-- PROBLEM --
Pick each line containing the word "show" out of the data below.

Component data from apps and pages
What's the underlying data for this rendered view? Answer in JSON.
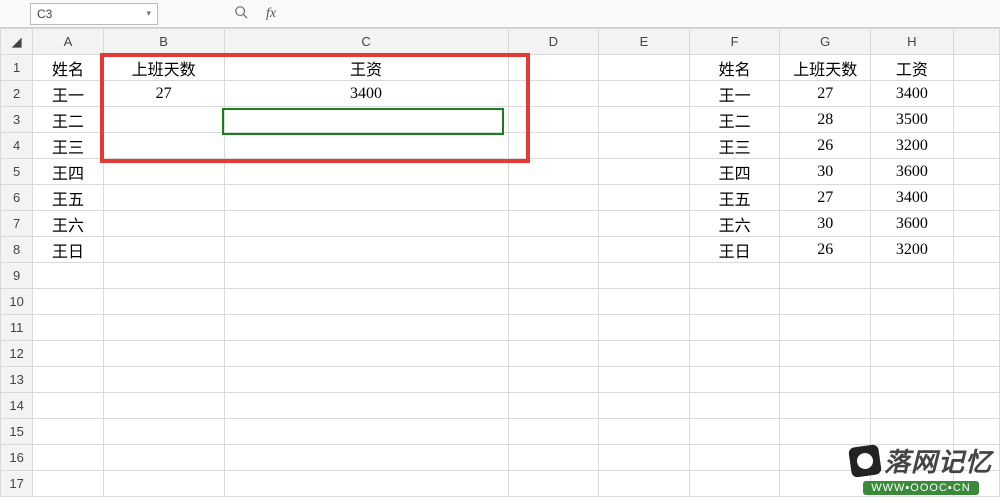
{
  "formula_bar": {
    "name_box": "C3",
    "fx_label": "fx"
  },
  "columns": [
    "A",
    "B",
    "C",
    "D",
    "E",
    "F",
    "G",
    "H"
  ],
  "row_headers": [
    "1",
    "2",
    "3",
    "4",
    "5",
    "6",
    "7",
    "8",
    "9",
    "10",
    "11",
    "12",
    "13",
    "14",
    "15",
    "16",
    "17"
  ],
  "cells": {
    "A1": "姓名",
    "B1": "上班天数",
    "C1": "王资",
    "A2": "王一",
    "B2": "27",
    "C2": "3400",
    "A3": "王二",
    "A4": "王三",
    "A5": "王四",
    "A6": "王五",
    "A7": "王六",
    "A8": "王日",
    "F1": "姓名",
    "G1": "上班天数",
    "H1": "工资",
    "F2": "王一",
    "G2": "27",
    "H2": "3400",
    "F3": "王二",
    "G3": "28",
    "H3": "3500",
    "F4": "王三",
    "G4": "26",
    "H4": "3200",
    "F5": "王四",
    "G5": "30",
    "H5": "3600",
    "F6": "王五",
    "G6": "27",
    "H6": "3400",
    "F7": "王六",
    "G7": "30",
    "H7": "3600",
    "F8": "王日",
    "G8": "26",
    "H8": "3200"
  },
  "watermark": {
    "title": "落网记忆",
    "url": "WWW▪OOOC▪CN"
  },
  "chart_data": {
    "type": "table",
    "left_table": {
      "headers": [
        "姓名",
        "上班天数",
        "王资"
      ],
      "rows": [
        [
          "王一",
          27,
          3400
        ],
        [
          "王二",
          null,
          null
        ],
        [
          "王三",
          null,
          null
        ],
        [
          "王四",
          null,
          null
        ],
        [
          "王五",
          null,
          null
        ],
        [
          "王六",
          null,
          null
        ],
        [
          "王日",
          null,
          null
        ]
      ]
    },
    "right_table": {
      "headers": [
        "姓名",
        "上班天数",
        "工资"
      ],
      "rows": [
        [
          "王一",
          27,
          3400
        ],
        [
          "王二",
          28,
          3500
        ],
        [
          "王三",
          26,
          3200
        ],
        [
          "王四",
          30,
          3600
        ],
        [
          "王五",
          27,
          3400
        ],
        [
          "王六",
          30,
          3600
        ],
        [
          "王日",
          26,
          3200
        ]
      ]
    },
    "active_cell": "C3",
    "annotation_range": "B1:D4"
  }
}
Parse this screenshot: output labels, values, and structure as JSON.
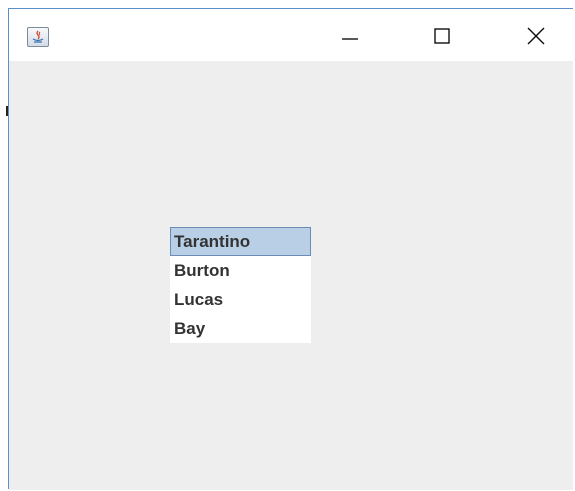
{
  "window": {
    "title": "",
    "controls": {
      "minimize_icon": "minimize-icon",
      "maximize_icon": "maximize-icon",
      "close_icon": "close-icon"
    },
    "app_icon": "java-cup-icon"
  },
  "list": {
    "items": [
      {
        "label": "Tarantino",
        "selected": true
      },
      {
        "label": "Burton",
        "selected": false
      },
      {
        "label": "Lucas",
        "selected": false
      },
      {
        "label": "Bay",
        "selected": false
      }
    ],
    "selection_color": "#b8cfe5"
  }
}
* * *
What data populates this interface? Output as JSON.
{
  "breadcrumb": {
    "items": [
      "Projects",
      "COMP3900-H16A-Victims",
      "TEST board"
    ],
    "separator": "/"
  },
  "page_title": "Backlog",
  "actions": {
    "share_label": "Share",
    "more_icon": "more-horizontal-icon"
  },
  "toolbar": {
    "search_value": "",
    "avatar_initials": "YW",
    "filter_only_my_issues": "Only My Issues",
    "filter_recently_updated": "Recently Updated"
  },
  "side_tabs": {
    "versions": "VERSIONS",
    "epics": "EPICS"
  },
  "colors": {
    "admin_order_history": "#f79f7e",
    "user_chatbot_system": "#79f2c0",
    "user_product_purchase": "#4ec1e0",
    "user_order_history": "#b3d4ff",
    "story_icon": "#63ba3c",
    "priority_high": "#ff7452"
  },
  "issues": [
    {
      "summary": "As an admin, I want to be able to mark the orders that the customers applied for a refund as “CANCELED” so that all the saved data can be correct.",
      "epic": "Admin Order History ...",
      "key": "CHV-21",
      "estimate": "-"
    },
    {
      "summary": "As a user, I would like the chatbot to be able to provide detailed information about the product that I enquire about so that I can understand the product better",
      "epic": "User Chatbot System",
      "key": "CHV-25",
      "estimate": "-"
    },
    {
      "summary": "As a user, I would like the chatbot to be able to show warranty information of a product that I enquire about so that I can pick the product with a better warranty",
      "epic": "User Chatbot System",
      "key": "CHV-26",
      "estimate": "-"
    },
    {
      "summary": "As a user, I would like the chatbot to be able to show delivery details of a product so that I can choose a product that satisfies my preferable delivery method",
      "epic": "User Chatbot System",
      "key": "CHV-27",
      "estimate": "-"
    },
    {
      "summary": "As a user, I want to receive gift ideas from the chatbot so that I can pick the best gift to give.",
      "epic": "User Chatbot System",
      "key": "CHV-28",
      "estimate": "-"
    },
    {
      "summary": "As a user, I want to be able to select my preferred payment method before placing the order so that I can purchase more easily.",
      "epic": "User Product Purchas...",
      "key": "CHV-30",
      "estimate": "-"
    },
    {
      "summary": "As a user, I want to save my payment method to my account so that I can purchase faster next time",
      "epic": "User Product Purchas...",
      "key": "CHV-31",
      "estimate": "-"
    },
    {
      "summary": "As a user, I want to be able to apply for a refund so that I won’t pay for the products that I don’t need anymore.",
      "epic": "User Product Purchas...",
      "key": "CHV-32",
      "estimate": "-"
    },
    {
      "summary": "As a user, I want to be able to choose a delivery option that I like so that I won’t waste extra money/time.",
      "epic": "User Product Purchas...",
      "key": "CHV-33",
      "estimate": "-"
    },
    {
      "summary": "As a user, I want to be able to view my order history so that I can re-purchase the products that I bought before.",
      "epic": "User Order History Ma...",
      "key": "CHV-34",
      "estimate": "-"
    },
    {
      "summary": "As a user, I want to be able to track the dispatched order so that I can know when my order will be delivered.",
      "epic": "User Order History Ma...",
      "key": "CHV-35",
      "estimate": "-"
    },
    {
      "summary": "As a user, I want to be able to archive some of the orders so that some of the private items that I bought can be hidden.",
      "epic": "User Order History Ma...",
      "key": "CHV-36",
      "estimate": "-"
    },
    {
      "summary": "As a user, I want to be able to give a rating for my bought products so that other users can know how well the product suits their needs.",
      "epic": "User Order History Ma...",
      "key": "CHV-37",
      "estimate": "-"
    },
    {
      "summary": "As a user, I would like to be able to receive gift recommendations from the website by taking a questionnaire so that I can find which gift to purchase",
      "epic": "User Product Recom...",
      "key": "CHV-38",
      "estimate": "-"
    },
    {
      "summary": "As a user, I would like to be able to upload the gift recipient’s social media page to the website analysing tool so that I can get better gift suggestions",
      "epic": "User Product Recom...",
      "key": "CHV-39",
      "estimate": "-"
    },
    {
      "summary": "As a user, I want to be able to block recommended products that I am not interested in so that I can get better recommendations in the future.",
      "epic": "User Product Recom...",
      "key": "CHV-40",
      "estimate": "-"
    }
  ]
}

-- FINISHED TASK --
      "summary": "As a user, I would like the chatbot to be able to show warranty information of a product that I enquire about so that I can pick the product with a better warranty",
      "summary": "As a user, I would like the chatbot to be able to show delivery details of a product so that I can choose a product that satisfies my preferable delivery method",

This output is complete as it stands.